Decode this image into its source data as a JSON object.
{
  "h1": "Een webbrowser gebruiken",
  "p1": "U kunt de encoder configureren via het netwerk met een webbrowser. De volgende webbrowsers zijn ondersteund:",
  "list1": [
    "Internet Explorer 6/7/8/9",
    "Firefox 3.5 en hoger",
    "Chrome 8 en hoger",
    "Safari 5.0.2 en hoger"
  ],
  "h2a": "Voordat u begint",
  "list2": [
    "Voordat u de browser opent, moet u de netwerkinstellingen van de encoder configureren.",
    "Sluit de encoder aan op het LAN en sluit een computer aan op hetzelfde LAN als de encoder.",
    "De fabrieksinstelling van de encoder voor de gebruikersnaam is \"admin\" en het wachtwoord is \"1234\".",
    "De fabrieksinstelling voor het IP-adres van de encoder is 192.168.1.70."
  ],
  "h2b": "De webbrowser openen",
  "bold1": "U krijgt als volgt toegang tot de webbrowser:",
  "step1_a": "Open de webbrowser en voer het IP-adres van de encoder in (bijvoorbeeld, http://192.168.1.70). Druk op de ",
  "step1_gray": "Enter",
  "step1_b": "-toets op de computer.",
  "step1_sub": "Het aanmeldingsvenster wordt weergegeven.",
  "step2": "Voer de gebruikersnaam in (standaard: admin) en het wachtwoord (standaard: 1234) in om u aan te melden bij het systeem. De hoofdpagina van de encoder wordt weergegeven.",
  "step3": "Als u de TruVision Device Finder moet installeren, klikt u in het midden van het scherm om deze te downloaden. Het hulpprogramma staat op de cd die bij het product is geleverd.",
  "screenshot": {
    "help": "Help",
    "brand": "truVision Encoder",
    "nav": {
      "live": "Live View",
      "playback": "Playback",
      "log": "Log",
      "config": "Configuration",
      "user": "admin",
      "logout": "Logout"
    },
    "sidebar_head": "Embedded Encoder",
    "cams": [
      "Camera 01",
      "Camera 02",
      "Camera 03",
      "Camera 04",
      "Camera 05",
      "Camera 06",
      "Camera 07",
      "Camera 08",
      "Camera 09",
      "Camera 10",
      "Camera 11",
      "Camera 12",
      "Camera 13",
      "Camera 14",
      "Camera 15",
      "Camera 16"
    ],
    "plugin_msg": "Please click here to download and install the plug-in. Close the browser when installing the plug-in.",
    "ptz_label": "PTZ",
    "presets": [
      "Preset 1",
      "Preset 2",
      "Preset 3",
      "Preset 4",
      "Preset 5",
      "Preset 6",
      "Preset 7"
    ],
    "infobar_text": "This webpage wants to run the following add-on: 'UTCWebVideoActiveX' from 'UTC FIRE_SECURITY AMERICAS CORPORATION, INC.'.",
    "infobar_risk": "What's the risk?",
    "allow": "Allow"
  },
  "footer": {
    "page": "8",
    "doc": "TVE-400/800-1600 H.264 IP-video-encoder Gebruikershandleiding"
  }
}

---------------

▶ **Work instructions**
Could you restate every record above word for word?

▶ **Reply to the task**
Decode this image into its source data as a JSON object.
{
  "h1": "Een webbrowser gebruiken",
  "p1": "U kunt de encoder configureren via het netwerk met een webbrowser. De volgende webbrowsers zijn ondersteund:",
  "list1": [
    "Internet Explorer 6/7/8/9",
    "Firefox 3.5 en hoger",
    "Chrome 8 en hoger",
    "Safari 5.0.2 en hoger"
  ],
  "h2a": "Voordat u begint",
  "list2": [
    "Voordat u de browser opent, moet u de netwerkinstellingen van de encoder configureren.",
    "Sluit de encoder aan op het LAN en sluit een computer aan op hetzelfde LAN als de encoder.",
    "De fabrieksinstelling van de encoder voor de gebruikersnaam is \"admin\" en het wachtwoord is \"1234\".",
    "De fabrieksinstelling voor het IP-adres van de encoder is 192.168.1.70."
  ],
  "h2b": "De webbrowser openen",
  "bold1": "U krijgt als volgt toegang tot de webbrowser:",
  "step1_a": "Open de webbrowser en voer het IP-adres van de encoder in (bijvoorbeeld, http://192.168.1.70). Druk op de ",
  "step1_gray": "Enter",
  "step1_b": "-toets op de computer.",
  "step1_sub": "Het aanmeldingsvenster wordt weergegeven.",
  "step2": "Voer de gebruikersnaam in (standaard: admin) en het wachtwoord (standaard: 1234) in om u aan te melden bij het systeem. De hoofdpagina van de encoder wordt weergegeven.",
  "step3": "Als u de TruVision Device Finder moet installeren, klikt u in het midden van het scherm om deze te downloaden. Het hulpprogramma staat op de cd die bij het product is geleverd.",
  "screenshot": {
    "help": "Help",
    "brand": "truVision Encoder",
    "nav": {
      "live": "Live View",
      "playback": "Playback",
      "log": "Log",
      "config": "Configuration",
      "user": "admin",
      "logout": "Logout"
    },
    "sidebar_head": "Embedded Encoder",
    "cams": [
      "Camera 01",
      "Camera 02",
      "Camera 03",
      "Camera 04",
      "Camera 05",
      "Camera 06",
      "Camera 07",
      "Camera 08",
      "Camera 09",
      "Camera 10",
      "Camera 11",
      "Camera 12",
      "Camera 13",
      "Camera 14",
      "Camera 15",
      "Camera 16"
    ],
    "plugin_msg": "Please click here to download and install the plug-in. Close the browser when installing the plug-in.",
    "ptz_label": "PTZ",
    "presets": [
      "Preset 1",
      "Preset 2",
      "Preset 3",
      "Preset 4",
      "Preset 5",
      "Preset 6",
      "Preset 7"
    ],
    "infobar_text": "This webpage wants to run the following add-on: 'UTCWebVideoActiveX' from 'UTC FIRE_SECURITY AMERICAS CORPORATION, INC.'.",
    "infobar_risk": "What's the risk?",
    "allow": "Allow"
  },
  "footer": {
    "page": "8",
    "doc": "TVE-400/800-1600 H.264 IP-video-encoder Gebruikershandleiding"
  }
}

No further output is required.